    3) How long does it take to open a door?

  4. DeeJayQueue says:

    Most states (and I believe PA is one of them) have laws regarding this. That’s what those stickers on doorways that say “This Door To Remain Unlocked During Business Hours” are for. Just because the bank didn’t have one doesn’t mean they aren’t liable.

  5. ikes says:

    During this whole time Robyn just kept silent? When the manager said “I’m sorry about this, miss”, why didn’t she tell the manager he was out of line?

  6. homerjay says:

    Well, it looks like we know where Fran went on her ‘vacation’ from Target.

    I think the laws are fire related- not false imprisonment.

  7. Soulgenesis says:

    I currently work at a National Bank. Though, it’s quite true that Doors are open during business hours, we are free to lock them after. As soon as 5pm hits (or a little after, someone locks the doors, regardless if there are customers inside.

    This is to help us finish up the day and get to our ending sequence of final balancing and such.

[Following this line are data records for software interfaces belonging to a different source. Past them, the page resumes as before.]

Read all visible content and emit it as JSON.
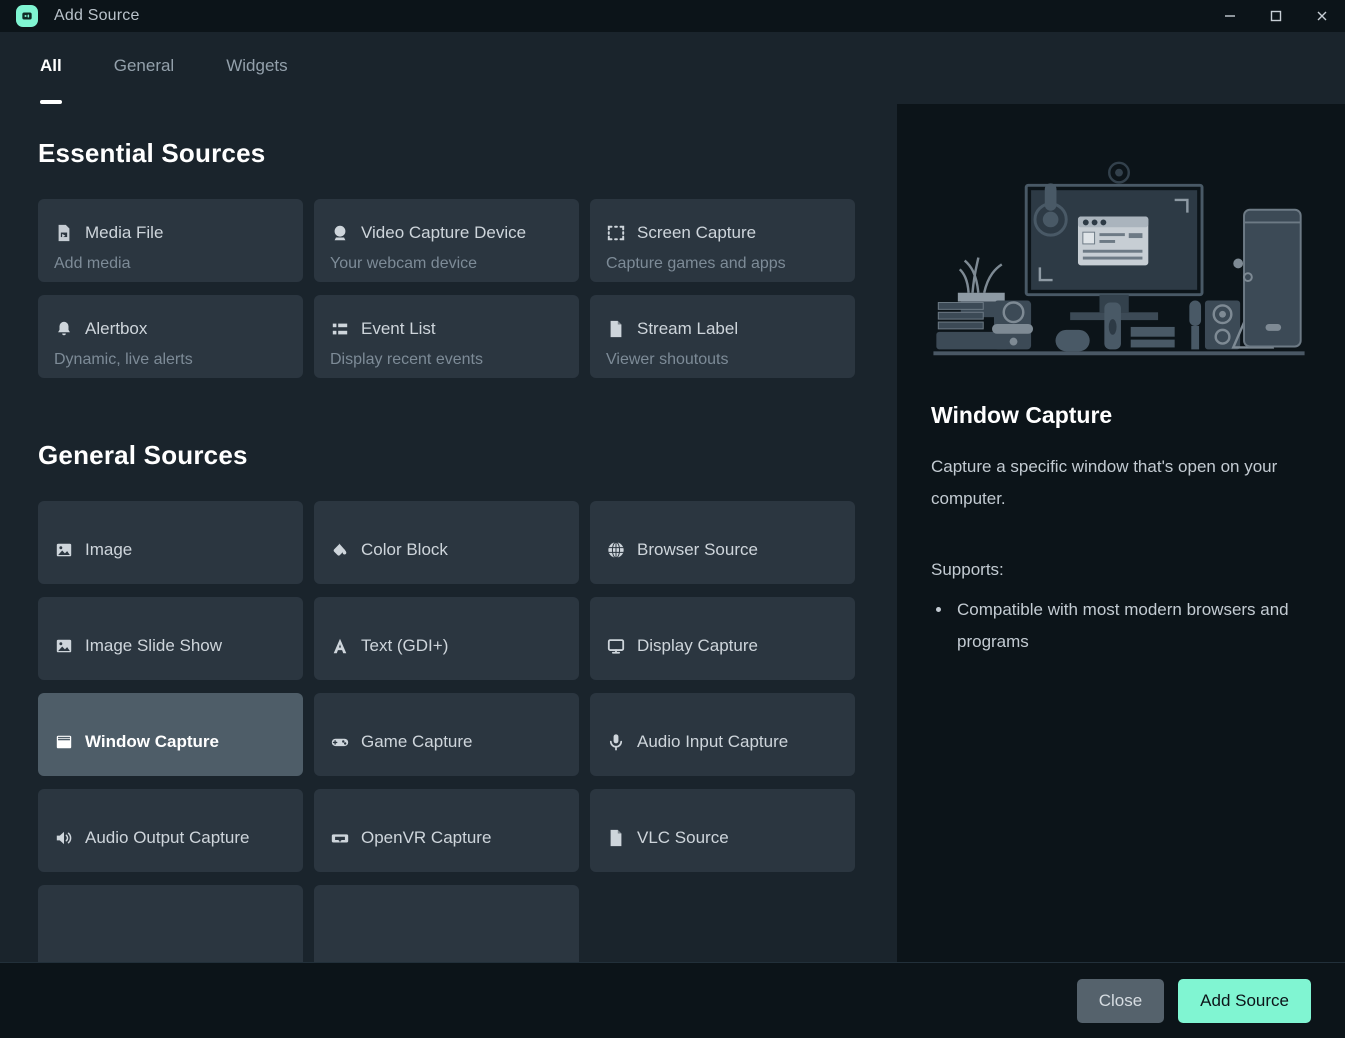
{
  "window": {
    "title": "Add Source",
    "logo_icon": "streamlabs-logo-icon",
    "minimize_label": "Minimize",
    "maximize_label": "Maximize",
    "close_label": "Close window",
    "accent_color": "#80f5d2",
    "background_color": "#1a242c",
    "panel_color": "#0c1419",
    "card_color": "#2b3640",
    "card_selected_color": "#4e5d68"
  },
  "tabs": [
    {
      "label": "All",
      "active": true
    },
    {
      "label": "General",
      "active": false
    },
    {
      "label": "Widgets",
      "active": false
    }
  ],
  "sections": [
    {
      "title": "Essential Sources",
      "items": [
        {
          "label": "Media File",
          "sub": "Add media",
          "icon": "media-file-icon",
          "selected": false
        },
        {
          "label": "Video Capture Device",
          "sub": "Your webcam device",
          "icon": "webcam-icon",
          "selected": false
        },
        {
          "label": "Screen Capture",
          "sub": "Capture games and apps",
          "icon": "screen-capture-icon",
          "selected": false
        },
        {
          "label": "Alertbox",
          "sub": "Dynamic, live alerts",
          "icon": "bell-icon",
          "selected": false
        },
        {
          "label": "Event List",
          "sub": "Display recent events",
          "icon": "list-icon",
          "selected": false
        },
        {
          "label": "Stream Label",
          "sub": "Viewer shoutouts",
          "icon": "document-icon",
          "selected": false
        }
      ]
    },
    {
      "title": "General Sources",
      "items": [
        {
          "label": "Image",
          "sub": "",
          "icon": "image-icon",
          "selected": false
        },
        {
          "label": "Color Block",
          "sub": "",
          "icon": "paint-bucket-icon",
          "selected": false
        },
        {
          "label": "Browser Source",
          "sub": "",
          "icon": "globe-icon",
          "selected": false
        },
        {
          "label": "Image Slide Show",
          "sub": "",
          "icon": "image-icon",
          "selected": false
        },
        {
          "label": "Text (GDI+)",
          "sub": "",
          "icon": "text-a-icon",
          "selected": false
        },
        {
          "label": "Display Capture",
          "sub": "",
          "icon": "monitor-icon",
          "selected": false
        },
        {
          "label": "Window Capture",
          "sub": "",
          "icon": "window-icon",
          "selected": true
        },
        {
          "label": "Game Capture",
          "sub": "",
          "icon": "gamepad-icon",
          "selected": false
        },
        {
          "label": "Audio Input Capture",
          "sub": "",
          "icon": "microphone-icon",
          "selected": false
        },
        {
          "label": "Audio Output Capture",
          "sub": "",
          "icon": "speaker-icon",
          "selected": false
        },
        {
          "label": "OpenVR Capture",
          "sub": "",
          "icon": "vr-headset-icon",
          "selected": false
        },
        {
          "label": "VLC Source",
          "sub": "",
          "icon": "document-icon",
          "selected": false
        },
        {
          "label": "",
          "sub": "",
          "icon": "",
          "selected": false
        },
        {
          "label": "",
          "sub": "",
          "icon": "",
          "selected": false
        }
      ]
    }
  ],
  "detail": {
    "illustration_name": "desk-setup-illustration",
    "title": "Window Capture",
    "description": "Capture a specific window that's open on your computer.",
    "supports_label": "Supports:",
    "supports_items": [
      "Compatible with most modern browsers and programs"
    ]
  },
  "footer": {
    "close_label": "Close",
    "add_label": "Add Source"
  }
}
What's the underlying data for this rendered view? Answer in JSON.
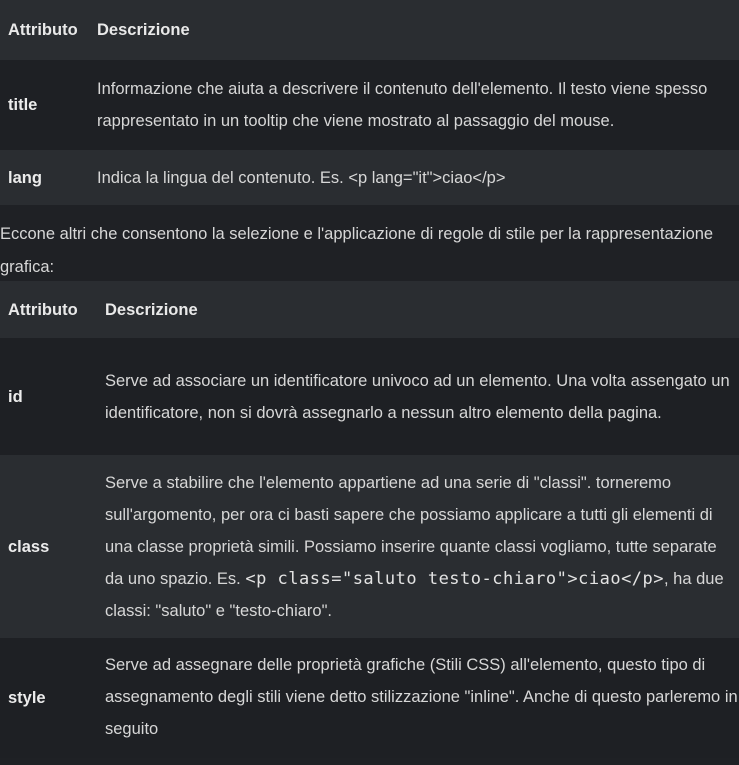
{
  "table1": {
    "headers": {
      "attribute": "Attributo",
      "description": "Descrizione"
    },
    "rows": [
      {
        "attribute": "title",
        "description": "Informazione che aiuta a descrivere il contenuto dell'elemento. Il testo viene spesso rappresentato in un tooltip che viene mostrato al passaggio del mouse."
      },
      {
        "attribute": "lang",
        "description": "Indica la lingua del contenuto. Es. <p lang=\"it\">ciao</p>"
      }
    ]
  },
  "intro_text": "Eccone altri che consentono la selezione e l'applicazione di regole di stile per la rappresentazione grafica:",
  "table2": {
    "headers": {
      "attribute": "Attributo",
      "description": "Descrizione"
    },
    "rows": [
      {
        "attribute": "id",
        "description": "Serve ad associare un identificatore univoco ad un elemento. Una volta assengato un identificatore, non si dovrà assegnarlo a nessun altro elemento della pagina."
      },
      {
        "attribute": "class",
        "description_before": "Serve a stabilire che l'elemento appartiene ad una serie di \"classi\". torneremo sull'argomento, per ora ci basti sapere che possiamo applicare a tutti gli elementi di una classe proprietà simili. Possiamo inserire quante classi vogliamo, tutte separate da uno spazio. Es. ",
        "description_code": "<p class=\"saluto testo-chiaro\">ciao</p>",
        "description_after": ", ha due classi: \"saluto\" e \"testo-chiaro\"."
      },
      {
        "attribute": "style",
        "description": "Serve ad assegnare delle proprietà grafiche (Stili CSS) all'elemento, questo tipo di assegnamento degli stili viene detto stilizzazione \"inline\". Anche di questo parleremo in seguito"
      }
    ]
  }
}
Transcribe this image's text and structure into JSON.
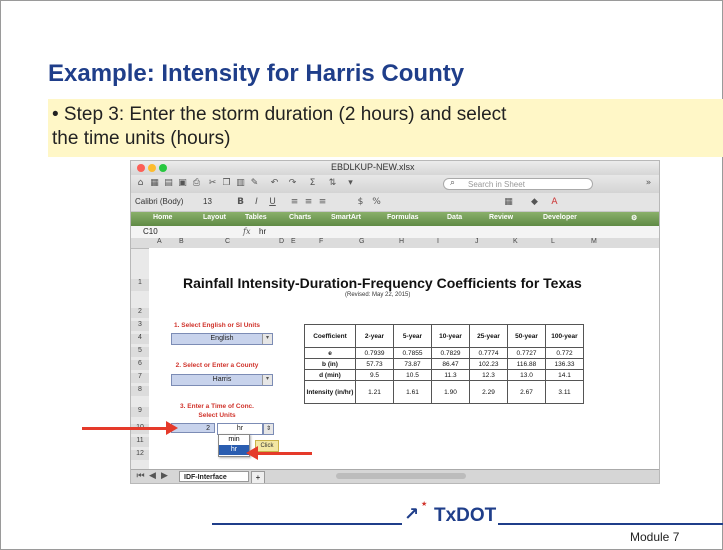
{
  "slide": {
    "title": "Example:  Intensity for Harris County",
    "bullet": "• Step 3: Enter the storm duration (2 hours) and select\n   the time units (hours)",
    "footer_logo": "TxDOT",
    "module_label": "Module 7"
  },
  "excel": {
    "filename": "EBDLKUP-NEW.xlsx",
    "search_placeholder": "Search in Sheet",
    "font_name": "Calibri (Body)",
    "font_size": "13",
    "ribbon_tabs": [
      "Home",
      "Layout",
      "Tables",
      "Charts",
      "SmartArt",
      "Formulas",
      "Data",
      "Review",
      "Developer"
    ],
    "cell_ref": "C10",
    "formula_symbol": "fx",
    "formula_value": "hr",
    "column_headers": [
      "A",
      "B",
      "C",
      "D",
      "E",
      "F",
      "G",
      "H",
      "I",
      "J",
      "K",
      "L",
      "M"
    ],
    "row_numbers": [
      "1",
      "2",
      "3",
      "4",
      "5",
      "6",
      "7",
      "8",
      "9",
      "10",
      "11",
      "12"
    ],
    "sheet_title": "Rainfall Intensity-Duration-Frequency Coefficients for Texas",
    "sheet_subtitle": "(Revised: May 22, 2015)",
    "step1_label": "1. Select English or SI Units",
    "units_value": "English",
    "step2_label": "2. Select or Enter a County",
    "county_value": "Harris",
    "step3_label": "3. Enter a Time of Conc.",
    "step3_sub": "Select Units",
    "duration_value": "2",
    "time_unit_value": "hr",
    "unit_options": [
      "min",
      "hr"
    ],
    "click_tip": "Click",
    "sheet_tab": "IDF-Interface",
    "table": {
      "headers": [
        "Coefficient",
        "2-year",
        "5-year",
        "10-year",
        "25-year",
        "50-year",
        "100-year"
      ],
      "rows": [
        [
          "e",
          "0.7939",
          "0.7855",
          "0.7829",
          "0.7774",
          "0.7727",
          "0.772"
        ],
        [
          "b (in)",
          "57.73",
          "73.87",
          "86.47",
          "102.23",
          "116.88",
          "136.33"
        ],
        [
          "d (min)",
          "9.5",
          "10.5",
          "11.3",
          "12.3",
          "13.0",
          "14.1"
        ],
        [
          "Intensity (in/hr)",
          "1.21",
          "1.61",
          "1.90",
          "2.29",
          "2.67",
          "3.11"
        ]
      ]
    }
  },
  "colors": {
    "title_blue": "#1f3e8a",
    "bullet_bg": "#fff7c7",
    "arrow_red": "#e53a2a",
    "ribbon_green": "#6e9a52",
    "label_red": "#d0332b"
  }
}
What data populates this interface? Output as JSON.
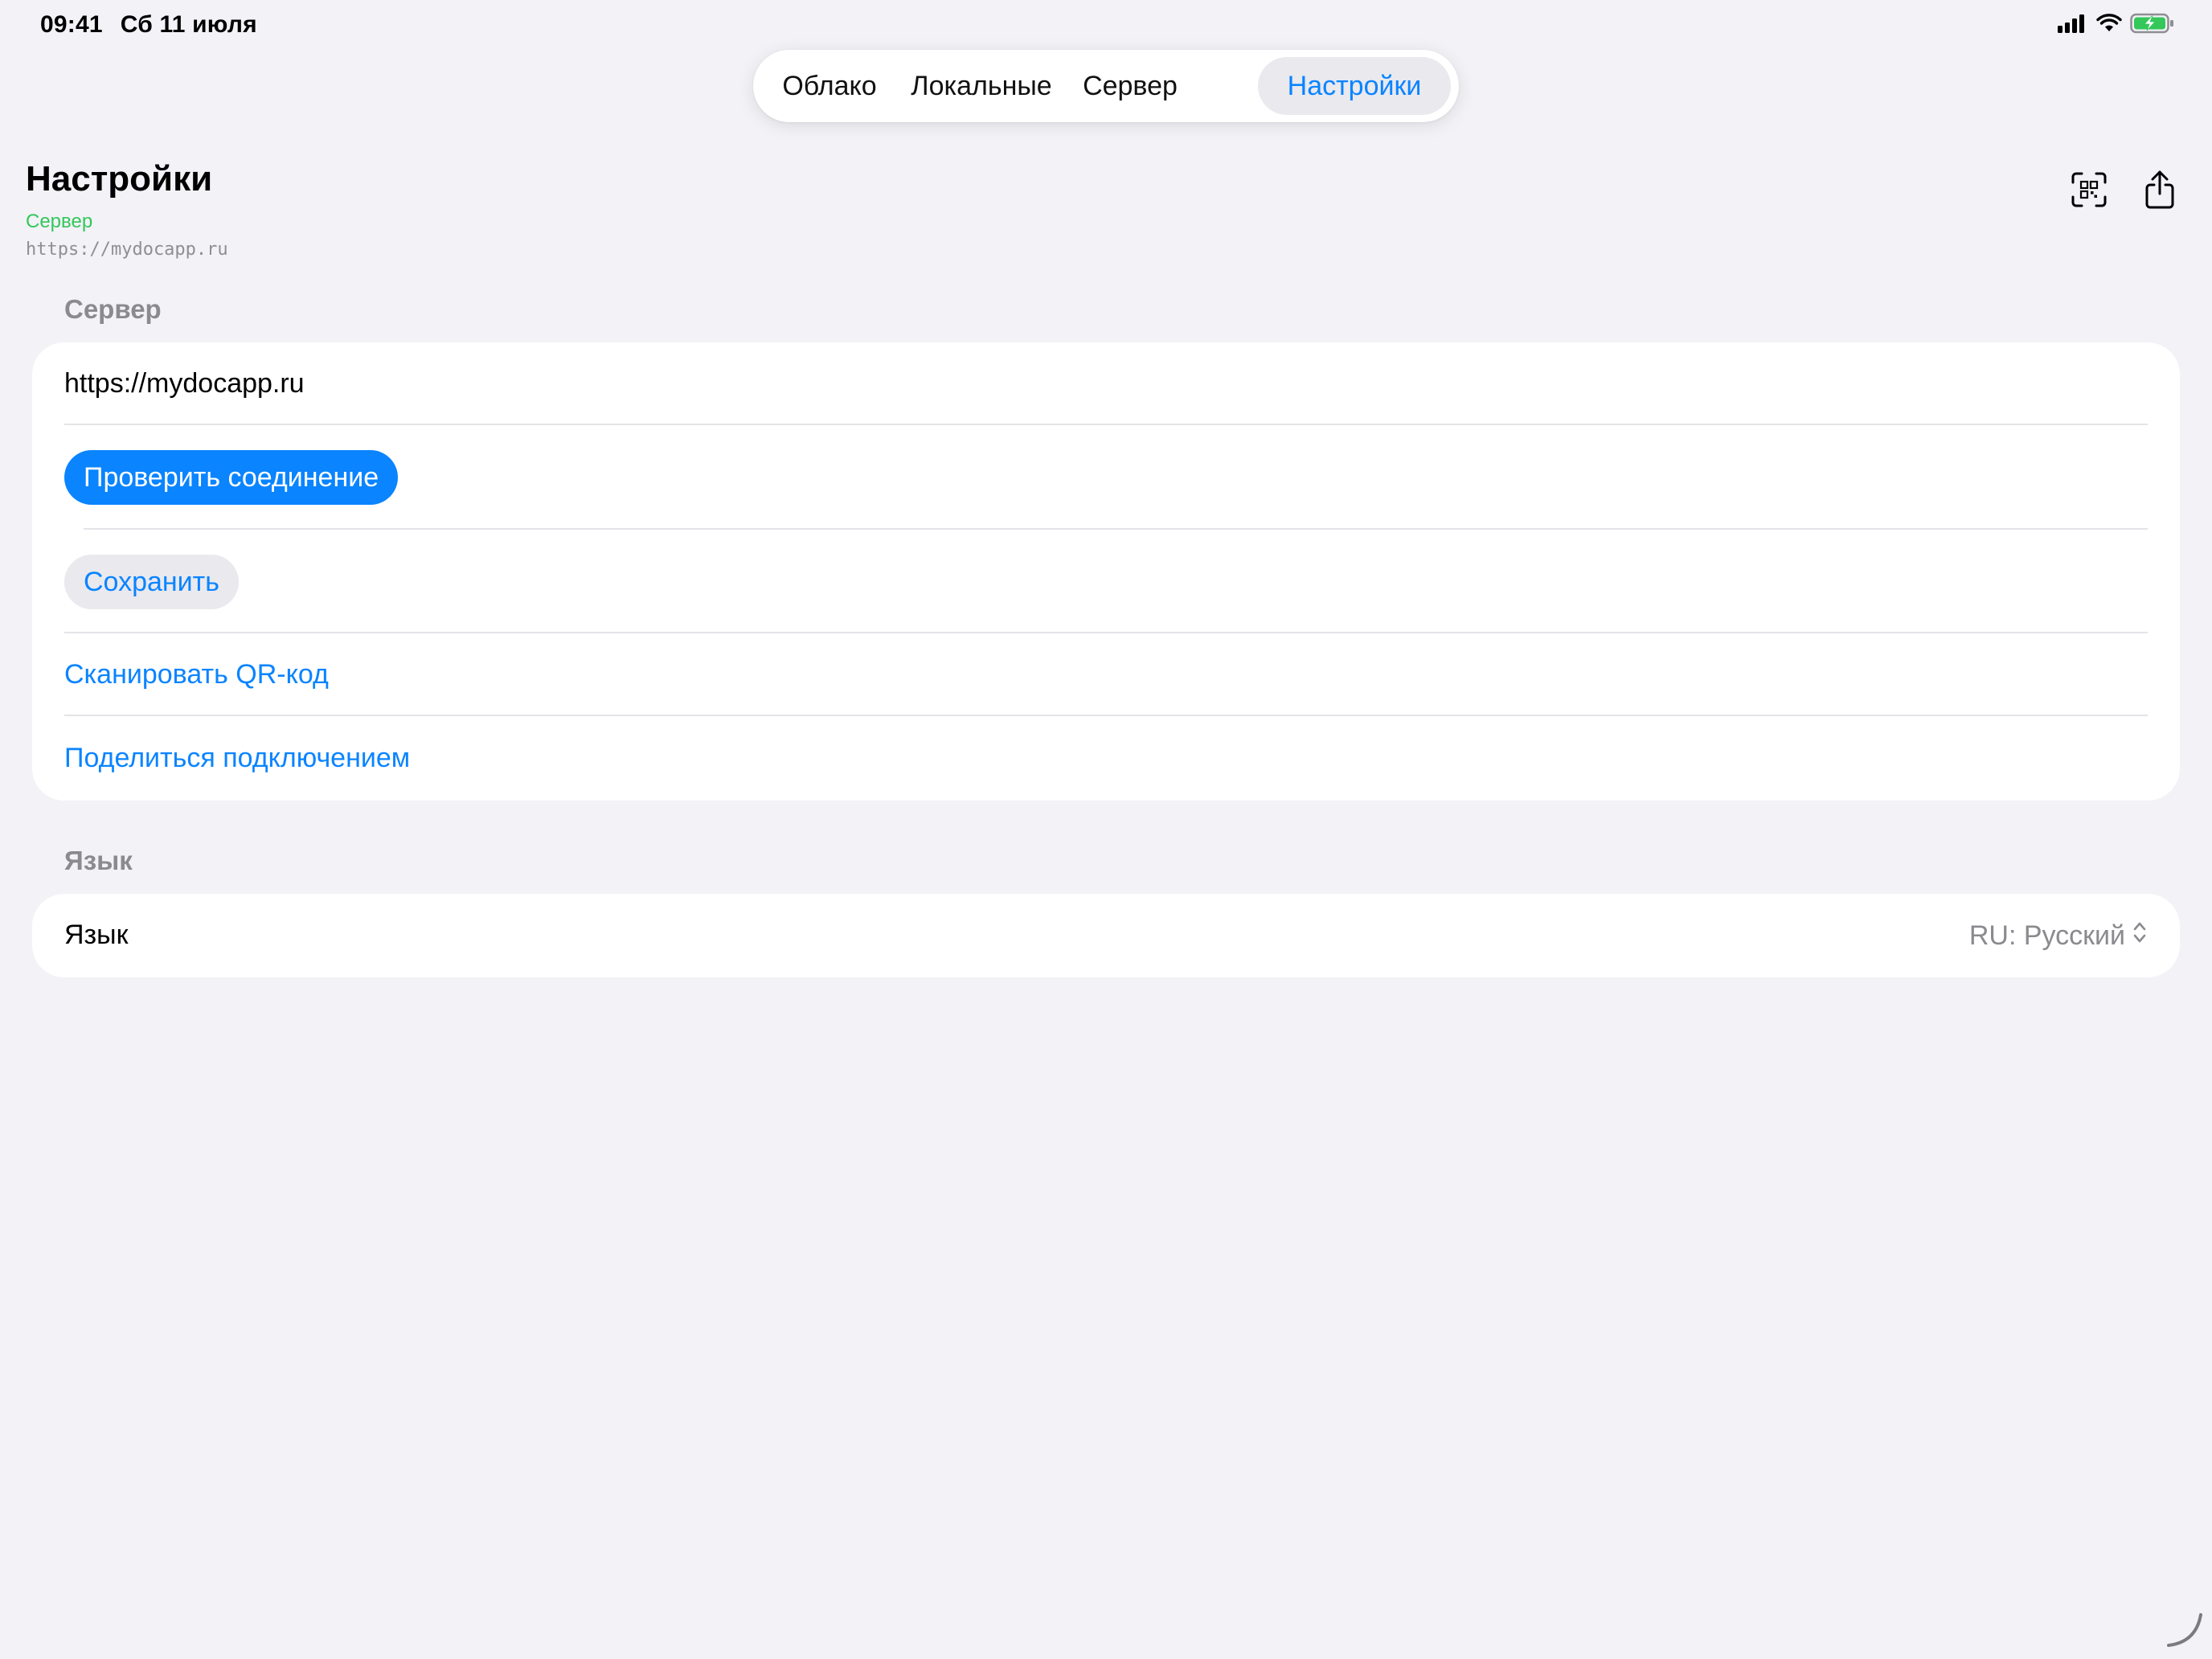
{
  "status_bar": {
    "time": "09:41",
    "date": "Сб 11 июля"
  },
  "tabs": [
    {
      "label": "Облако",
      "active": false
    },
    {
      "label": "Локальные",
      "active": false
    },
    {
      "label": "Сервер",
      "active": false
    },
    {
      "label": "Настройки",
      "active": true
    }
  ],
  "header": {
    "title": "Настройки",
    "subtitle": "Сервер",
    "url": "https://mydocapp.ru",
    "icons": [
      "qr-scan-icon",
      "share-icon"
    ]
  },
  "server_section": {
    "label": "Сервер",
    "url_value": "https://mydocapp.ru",
    "check_button": "Проверить соединение",
    "save_button": "Сохранить",
    "scan_qr_link": "Сканировать QR-код",
    "share_link": "Поделиться подключением"
  },
  "language_section": {
    "label": "Язык",
    "row_label": "Язык",
    "selected_value": "RU: Русский"
  },
  "colors": {
    "accent": "#0a84ff",
    "status_green": "#34c759",
    "background": "#f2f2f7"
  }
}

    But we wouldn’t go as far as to make someone wait to be let out. That was just rude of them. Tsk Tsk.

  8. Morgan says:

    I’m also pretty sure that locking someone in is false imprisonment (though the stickers are probably fire safety related, as homerjay said). You can set any conditions you want for people entering a store, but preventing them from leaving if they haven’t committed a crime in your view while in the building is, to my knowledge, illegal.

  9. robyns says:

    to ikes: after seeing how the manager treated the old man, I just wanted to get the hell out of there. I figured I’d accomplish more once I was outside the building.

  10. robyns says:

    To ikes: after seeing how the manager treated the old man, I just wanted to get the hell out of there! I figured I could make an appropriate complaint later.

  11. robyns says:

    Oops, sorry about the double post above. I took Zach’s advice, and was given this address: 301 S. College St., Charlotte, NC 28202.

  12. North of 49 says:

    Definately some sort of “false imprisonment.” If I had been there with a celphone I would have called 911 if they had not been quick to let me out. I know that some stores can’t count the cash till all the customers are gone. Wouldn’t they rather have their customers out of the building at closing time instead of teed off over being held against their will?

  13. Zach Everson says:

    It’s been a while since I worked there, but that address looks correct, Robyns. Also, I recommend following the usual customer service procedure: document every time you intreact with them. Good luck!

  14. notlazyjustdontcare says:

    Don’t do business with Wachovia. They have used overseas tax shelters to avoid paying billions in federal income tax. We, the people, pick up the tab.